— Description of the task —
Every entry must be output exactly as it was written.

— Exercise inputs —

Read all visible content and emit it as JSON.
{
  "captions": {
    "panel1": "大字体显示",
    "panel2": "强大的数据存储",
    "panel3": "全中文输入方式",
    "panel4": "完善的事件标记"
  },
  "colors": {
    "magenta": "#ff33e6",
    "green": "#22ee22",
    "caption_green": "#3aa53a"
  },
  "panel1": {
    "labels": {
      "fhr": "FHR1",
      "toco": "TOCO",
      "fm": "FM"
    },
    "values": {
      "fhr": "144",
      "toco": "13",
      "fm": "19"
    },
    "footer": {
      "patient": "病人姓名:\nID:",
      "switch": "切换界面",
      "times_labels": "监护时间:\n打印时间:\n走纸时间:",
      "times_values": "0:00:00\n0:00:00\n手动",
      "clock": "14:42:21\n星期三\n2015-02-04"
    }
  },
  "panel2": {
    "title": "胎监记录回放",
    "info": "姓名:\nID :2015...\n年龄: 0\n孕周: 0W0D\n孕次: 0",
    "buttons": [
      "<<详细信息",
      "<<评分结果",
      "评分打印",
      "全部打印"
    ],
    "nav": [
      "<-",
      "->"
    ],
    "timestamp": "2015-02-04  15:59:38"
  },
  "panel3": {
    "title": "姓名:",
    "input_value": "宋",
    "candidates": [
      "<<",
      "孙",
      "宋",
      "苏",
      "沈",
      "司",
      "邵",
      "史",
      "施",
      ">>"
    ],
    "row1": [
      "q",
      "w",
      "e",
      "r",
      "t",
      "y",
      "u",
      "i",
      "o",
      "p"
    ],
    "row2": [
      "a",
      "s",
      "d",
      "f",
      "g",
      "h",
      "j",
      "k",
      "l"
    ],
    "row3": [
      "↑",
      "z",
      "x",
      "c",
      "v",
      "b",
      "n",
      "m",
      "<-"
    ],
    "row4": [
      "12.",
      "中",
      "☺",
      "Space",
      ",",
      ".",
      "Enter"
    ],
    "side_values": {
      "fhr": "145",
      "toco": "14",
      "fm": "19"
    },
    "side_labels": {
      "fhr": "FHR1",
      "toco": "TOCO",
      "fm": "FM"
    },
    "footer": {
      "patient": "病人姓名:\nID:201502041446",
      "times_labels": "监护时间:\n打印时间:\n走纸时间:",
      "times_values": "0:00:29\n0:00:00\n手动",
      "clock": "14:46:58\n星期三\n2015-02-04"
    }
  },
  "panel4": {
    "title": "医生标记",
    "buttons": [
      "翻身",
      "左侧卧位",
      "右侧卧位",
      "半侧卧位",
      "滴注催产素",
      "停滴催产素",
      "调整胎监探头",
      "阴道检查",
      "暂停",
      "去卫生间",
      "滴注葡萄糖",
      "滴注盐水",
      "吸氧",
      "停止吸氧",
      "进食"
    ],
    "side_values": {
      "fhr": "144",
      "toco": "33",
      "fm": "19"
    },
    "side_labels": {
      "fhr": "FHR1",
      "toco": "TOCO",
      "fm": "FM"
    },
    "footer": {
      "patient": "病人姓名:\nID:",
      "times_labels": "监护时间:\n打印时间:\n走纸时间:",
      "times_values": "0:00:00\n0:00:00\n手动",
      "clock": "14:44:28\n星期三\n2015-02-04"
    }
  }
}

— Your solution —
Read all visible content and emit it as JSON.
{
  "captions": {
    "panel1": "大字体显示",
    "panel2": "强大的数据存储",
    "panel3": "全中文输入方式",
    "panel4": "完善的事件标记"
  },
  "colors": {
    "magenta": "#ff33e6",
    "green": "#22ee22",
    "caption_green": "#3aa53a"
  },
  "panel1": {
    "labels": {
      "fhr": "FHR1",
      "toco": "TOCO",
      "fm": "FM"
    },
    "values": {
      "fhr": "144",
      "toco": "13",
      "fm": "19"
    },
    "footer": {
      "patient": "病人姓名:\nID:",
      "switch": "切换界面",
      "times_labels": "监护时间:\n打印时间:\n走纸时间:",
      "times_values": "0:00:00\n0:00:00\n手动",
      "clock": "14:42:21\n星期三\n2015-02-04"
    }
  },
  "panel2": {
    "title": "胎监记录回放",
    "info": "姓名:\nID :2015...\n年龄: 0\n孕周: 0W0D\n孕次: 0",
    "buttons": [
      "<<详细信息",
      "<<评分结果",
      "评分打印",
      "全部打印"
    ],
    "nav": [
      "<-",
      "->"
    ],
    "timestamp": "2015-02-04  15:59:38"
  },
  "panel3": {
    "title": "姓名:",
    "input_value": "宋",
    "candidates": [
      "<<",
      "孙",
      "宋",
      "苏",
      "沈",
      "司",
      "邵",
      "史",
      "施",
      ">>"
    ],
    "row1": [
      "q",
      "w",
      "e",
      "r",
      "t",
      "y",
      "u",
      "i",
      "o",
      "p"
    ],
    "row2": [
      "a",
      "s",
      "d",
      "f",
      "g",
      "h",
      "j",
      "k",
      "l"
    ],
    "row3": [
      "↑",
      "z",
      "x",
      "c",
      "v",
      "b",
      "n",
      "m",
      "<-"
    ],
    "row4": [
      "12.",
      "中",
      "☺",
      "Space",
      ",",
      ".",
      "Enter"
    ],
    "side_values": {
      "fhr": "145",
      "toco": "14",
      "fm": "19"
    },
    "side_labels": {
      "fhr": "FHR1",
      "toco": "TOCO",
      "fm": "FM"
    },
    "footer": {
      "patient": "病人姓名:\nID:201502041446",
      "times_labels": "监护时间:\n打印时间:\n走纸时间:",
      "times_values": "0:00:29\n0:00:00\n手动",
      "clock": "14:46:58\n星期三\n2015-02-04"
    }
  },
  "panel4": {
    "title": "医生标记",
    "buttons": [
      "翻身",
      "左侧卧位",
      "右侧卧位",
      "半侧卧位",
      "滴注催产素",
      "停滴催产素",
      "调整胎监探头",
      "阴道检查",
      "暂停",
      "去卫生间",
      "滴注葡萄糖",
      "滴注盐水",
      "吸氧",
      "停止吸氧",
      "进食"
    ],
    "side_values": {
      "fhr": "144",
      "toco": "33",
      "fm": "19"
    },
    "side_labels": {
      "fhr": "FHR1",
      "toco": "TOCO",
      "fm": "FM"
    },
    "footer": {
      "patient": "病人姓名:\nID:",
      "times_labels": "监护时间:\n打印时间:\n走纸时间:",
      "times_values": "0:00:00\n0:00:00\n手动",
      "clock": "14:44:28\n星期三\n2015-02-04"
    }
  }
}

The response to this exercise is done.